*Task brief*: Repeat the listing exactly. Do not carry over any pictures.

*Information shown*:

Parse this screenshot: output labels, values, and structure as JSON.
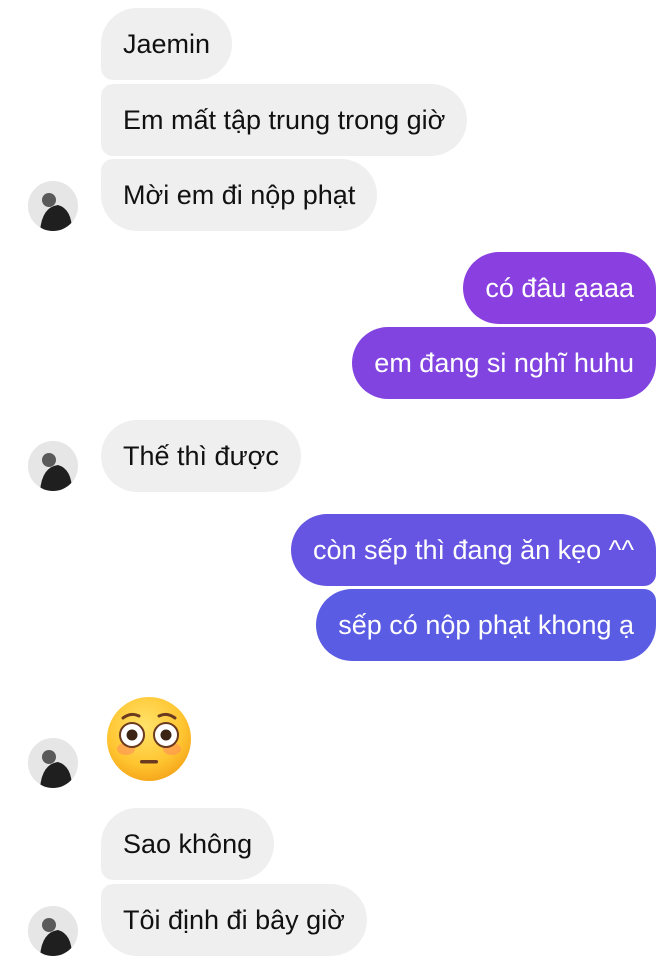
{
  "messages": [
    {
      "id": "m1",
      "text": "Jaemin"
    },
    {
      "id": "m2",
      "text": "Em mất tập trung trong giờ"
    },
    {
      "id": "m3",
      "text": "Mời em đi nộp phạt"
    },
    {
      "id": "m4",
      "text": "có đâu ạaaa"
    },
    {
      "id": "m5",
      "text": "em đang si nghĩ huhu"
    },
    {
      "id": "m6",
      "text": "Thế thì được"
    },
    {
      "id": "m7",
      "text": "còn sếp thì đang ăn kẹo ^^"
    },
    {
      "id": "m8",
      "text": "sếp có nộp phạt khong ạ"
    },
    {
      "id": "m9",
      "emoji": "flushed-face-icon"
    },
    {
      "id": "m10",
      "text": "Sao không"
    },
    {
      "id": "m11",
      "text": "Tôi định đi bây giờ"
    }
  ],
  "colors": {
    "incoming_bubble": "#efeff0",
    "incoming_text": "#111111",
    "outgoing_text": "#ffffff",
    "outgoing_gradient_top": "#8a3fe0",
    "outgoing_gradient_bottom": "#5a5ce3"
  }
}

*Written reply*:
Parse this screenshot: output labels, values, and structure as JSON.
{
  "messages": [
    {
      "id": "m1",
      "text": "Jaemin"
    },
    {
      "id": "m2",
      "text": "Em mất tập trung trong giờ"
    },
    {
      "id": "m3",
      "text": "Mời em đi nộp phạt"
    },
    {
      "id": "m4",
      "text": "có đâu ạaaa"
    },
    {
      "id": "m5",
      "text": "em đang si nghĩ huhu"
    },
    {
      "id": "m6",
      "text": "Thế thì được"
    },
    {
      "id": "m7",
      "text": "còn sếp thì đang ăn kẹo ^^"
    },
    {
      "id": "m8",
      "text": "sếp có nộp phạt khong ạ"
    },
    {
      "id": "m9",
      "emoji": "flushed-face-icon"
    },
    {
      "id": "m10",
      "text": "Sao không"
    },
    {
      "id": "m11",
      "text": "Tôi định đi bây giờ"
    }
  ],
  "colors": {
    "incoming_bubble": "#efeff0",
    "incoming_text": "#111111",
    "outgoing_text": "#ffffff",
    "outgoing_gradient_top": "#8a3fe0",
    "outgoing_gradient_bottom": "#5a5ce3"
  }
}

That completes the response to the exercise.